Washington Evening Journal

Fairfield Ledger   Mt. Pleasant News
Neighbors Growing Together | Sep 24, 2018

Tracks and Tales: Kewash Nature Trail Bridge repairs being scheduled

By Steve Anderson
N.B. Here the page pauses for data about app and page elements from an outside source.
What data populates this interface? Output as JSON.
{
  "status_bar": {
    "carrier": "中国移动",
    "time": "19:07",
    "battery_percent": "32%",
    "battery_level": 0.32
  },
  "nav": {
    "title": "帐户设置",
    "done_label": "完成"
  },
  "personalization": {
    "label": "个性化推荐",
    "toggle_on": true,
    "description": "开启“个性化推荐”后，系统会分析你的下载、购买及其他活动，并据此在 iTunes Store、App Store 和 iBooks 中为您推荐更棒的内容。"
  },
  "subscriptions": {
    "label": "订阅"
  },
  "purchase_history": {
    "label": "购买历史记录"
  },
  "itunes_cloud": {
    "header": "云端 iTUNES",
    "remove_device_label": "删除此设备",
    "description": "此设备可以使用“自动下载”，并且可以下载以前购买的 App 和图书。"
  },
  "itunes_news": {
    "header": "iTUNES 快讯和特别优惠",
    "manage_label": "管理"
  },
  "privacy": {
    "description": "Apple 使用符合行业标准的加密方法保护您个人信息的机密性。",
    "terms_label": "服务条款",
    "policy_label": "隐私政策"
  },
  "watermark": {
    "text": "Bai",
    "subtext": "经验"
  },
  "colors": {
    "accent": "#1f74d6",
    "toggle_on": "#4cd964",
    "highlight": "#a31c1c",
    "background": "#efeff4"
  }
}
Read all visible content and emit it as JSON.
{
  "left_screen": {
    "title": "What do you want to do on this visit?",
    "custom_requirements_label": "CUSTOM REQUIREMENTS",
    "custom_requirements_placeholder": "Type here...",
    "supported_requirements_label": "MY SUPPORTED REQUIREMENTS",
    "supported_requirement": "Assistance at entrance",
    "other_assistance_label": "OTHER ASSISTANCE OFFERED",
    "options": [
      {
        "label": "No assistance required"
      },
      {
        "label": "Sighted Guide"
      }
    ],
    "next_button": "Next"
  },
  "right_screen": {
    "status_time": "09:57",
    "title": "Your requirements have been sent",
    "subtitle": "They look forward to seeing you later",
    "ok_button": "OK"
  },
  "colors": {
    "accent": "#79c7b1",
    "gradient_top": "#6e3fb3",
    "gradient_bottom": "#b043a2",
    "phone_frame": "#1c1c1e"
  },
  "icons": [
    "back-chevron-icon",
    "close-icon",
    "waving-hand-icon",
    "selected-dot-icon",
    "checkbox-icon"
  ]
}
The railroads came to Washington County in the latter 1800’s, peaked in the early 1900’s, and have since lost some of their transportation niche.  A small portion of those railroads avoided abandonment by becoming public use trails.  One of those is the 14 miles we now call the Kewash Nature Trail.  Its only bridge crosses Crooked Creek.  How well it this 150+ year old structure has stood the test of time never ceases to amaze me!
Just one example of the amazing design of this bridge is how it handles high water events (plenty of times over the past few years).  The normal flow goes under a completely open span created with large concrete pillars at each end.  This serves many functions very well, not the least of which is to lessen the likelihood of debris getting wedged there.  
As Crooked Creek rises during floods, the water flows under another span of the bridge held up by a series of large wooden pilings.  This greatly lessens the restriction of stream flow that the railroad grade creates.  This added bridge span has been adequate to handle every flood that has plagued Washington County except one during the WCCB’s years of management.  At that point, the railroad itself actually “blew out” at a designed location some distance east of the actual structure, effectively saving the bridge itself from damage.
As amazing as this bridge is, there are a couple of points of needed maintenance that we are preparing to deal with.  The first will be to replace the upper sections of the retaining wall at each end of the bridge.  These were constructed out of bridge planking against the pilings.  It took all of these years, but they have now rotted and there is a void that allows the dirt to slough out of there (often aided by rodents).  In the next few weeks our staff will be replacing these planks, and also taking that opportunity to pour short concrete approaches at each end.
The second maintenance item is to replace a couple of the wooden pilings supporting the west end of the bridge.  We are blessed to have Iowa Bridge & Culvert in Washington County.  They have given us an awesome quote, and we are excited to get this done!
Both projects will require that the bridge be closed for purposes of public safety and to allow crews to work.  We will post the Kewash Nature Trail at the time of the closings, and barricade the actual construction sites for purposes of safety and to allow efficient working.  We regret the inconvenience this will create, but are confident that you will support us on these improvements needed to assure the Kewash Nature Trail Bridge over Crooked Creek will continue to serve you for years to come!